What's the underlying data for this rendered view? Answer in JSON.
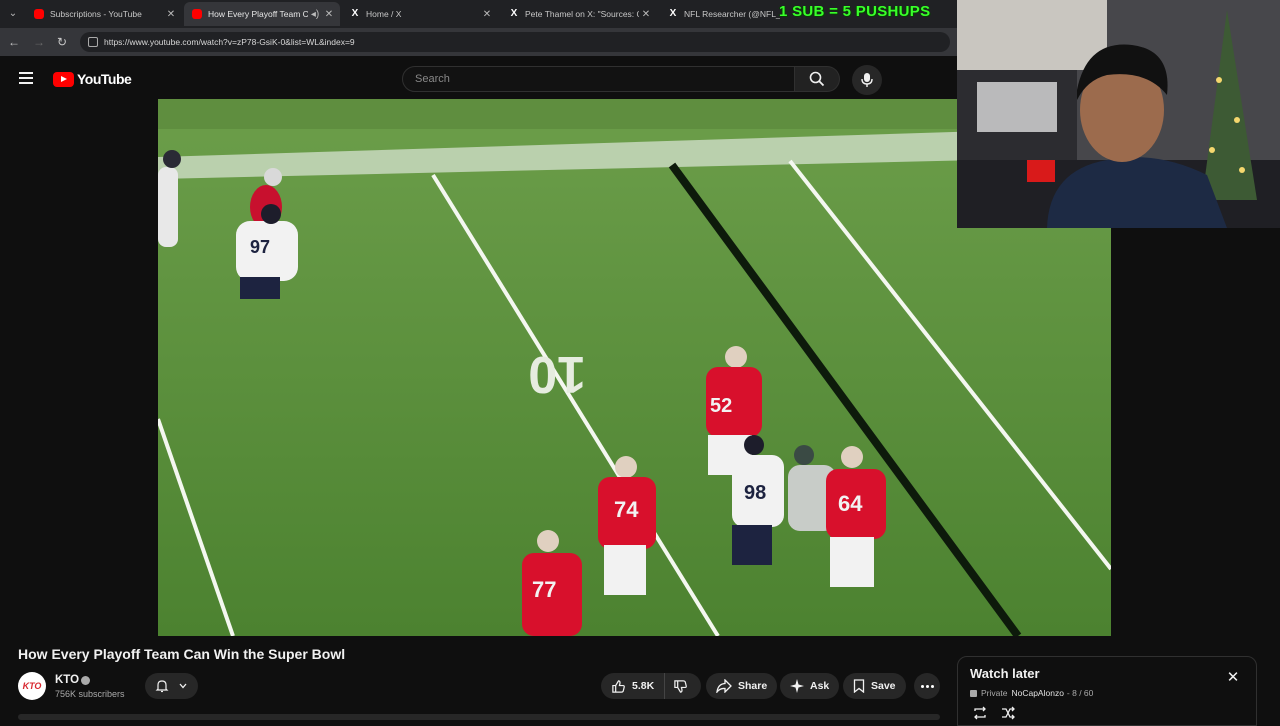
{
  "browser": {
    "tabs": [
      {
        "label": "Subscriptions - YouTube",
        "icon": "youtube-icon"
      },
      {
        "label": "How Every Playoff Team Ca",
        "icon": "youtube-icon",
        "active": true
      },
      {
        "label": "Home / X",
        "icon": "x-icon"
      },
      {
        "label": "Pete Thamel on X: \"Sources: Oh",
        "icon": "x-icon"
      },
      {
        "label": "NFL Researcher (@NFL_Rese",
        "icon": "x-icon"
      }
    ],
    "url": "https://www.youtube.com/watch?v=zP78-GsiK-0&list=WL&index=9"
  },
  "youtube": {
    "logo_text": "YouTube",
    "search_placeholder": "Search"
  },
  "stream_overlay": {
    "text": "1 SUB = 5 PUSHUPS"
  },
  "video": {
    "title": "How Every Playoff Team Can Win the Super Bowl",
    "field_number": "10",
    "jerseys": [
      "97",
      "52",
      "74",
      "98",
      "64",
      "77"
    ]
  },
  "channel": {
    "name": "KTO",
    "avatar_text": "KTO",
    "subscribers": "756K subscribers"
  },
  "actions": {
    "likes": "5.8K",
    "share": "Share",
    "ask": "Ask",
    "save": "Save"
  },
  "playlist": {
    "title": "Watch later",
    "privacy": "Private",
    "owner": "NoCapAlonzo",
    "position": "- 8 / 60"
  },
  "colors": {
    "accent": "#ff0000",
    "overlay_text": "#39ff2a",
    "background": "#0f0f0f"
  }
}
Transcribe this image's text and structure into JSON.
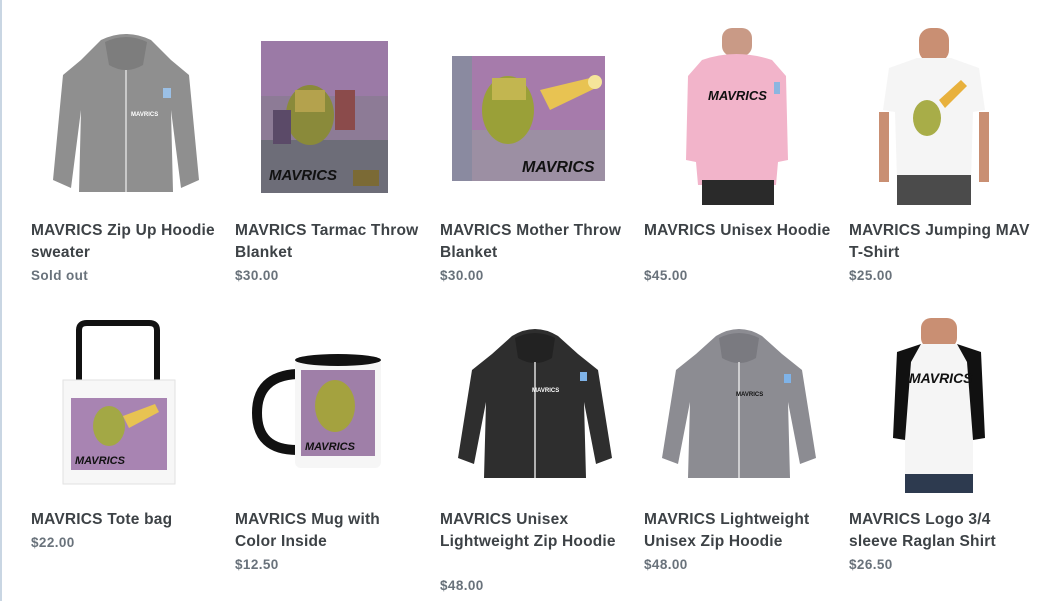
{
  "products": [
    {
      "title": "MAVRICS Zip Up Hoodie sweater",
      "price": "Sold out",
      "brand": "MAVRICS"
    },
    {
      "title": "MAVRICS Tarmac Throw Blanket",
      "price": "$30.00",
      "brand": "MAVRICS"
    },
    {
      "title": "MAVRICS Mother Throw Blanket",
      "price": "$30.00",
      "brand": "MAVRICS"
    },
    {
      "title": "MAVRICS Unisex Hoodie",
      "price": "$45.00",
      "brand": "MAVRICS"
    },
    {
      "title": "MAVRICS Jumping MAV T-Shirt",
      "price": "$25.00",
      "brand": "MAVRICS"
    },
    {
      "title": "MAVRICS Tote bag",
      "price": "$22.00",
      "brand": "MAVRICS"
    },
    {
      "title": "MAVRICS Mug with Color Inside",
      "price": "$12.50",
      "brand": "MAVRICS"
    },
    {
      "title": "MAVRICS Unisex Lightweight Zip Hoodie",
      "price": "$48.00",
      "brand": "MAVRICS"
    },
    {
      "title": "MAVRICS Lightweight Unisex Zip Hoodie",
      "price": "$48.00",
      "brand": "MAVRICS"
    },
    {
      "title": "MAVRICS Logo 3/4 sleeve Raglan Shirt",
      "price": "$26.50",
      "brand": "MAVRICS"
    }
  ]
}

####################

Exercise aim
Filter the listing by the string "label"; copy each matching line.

Answer space
        "label": "Subscriptions - YouTube",
        "label": "How Every Playoff Team Ca",
        "label": "Home / X",
        "label": "Pete Thamel on X: \"Sources: Oh",
        "label": "NFL Researcher (@NFL_Rese",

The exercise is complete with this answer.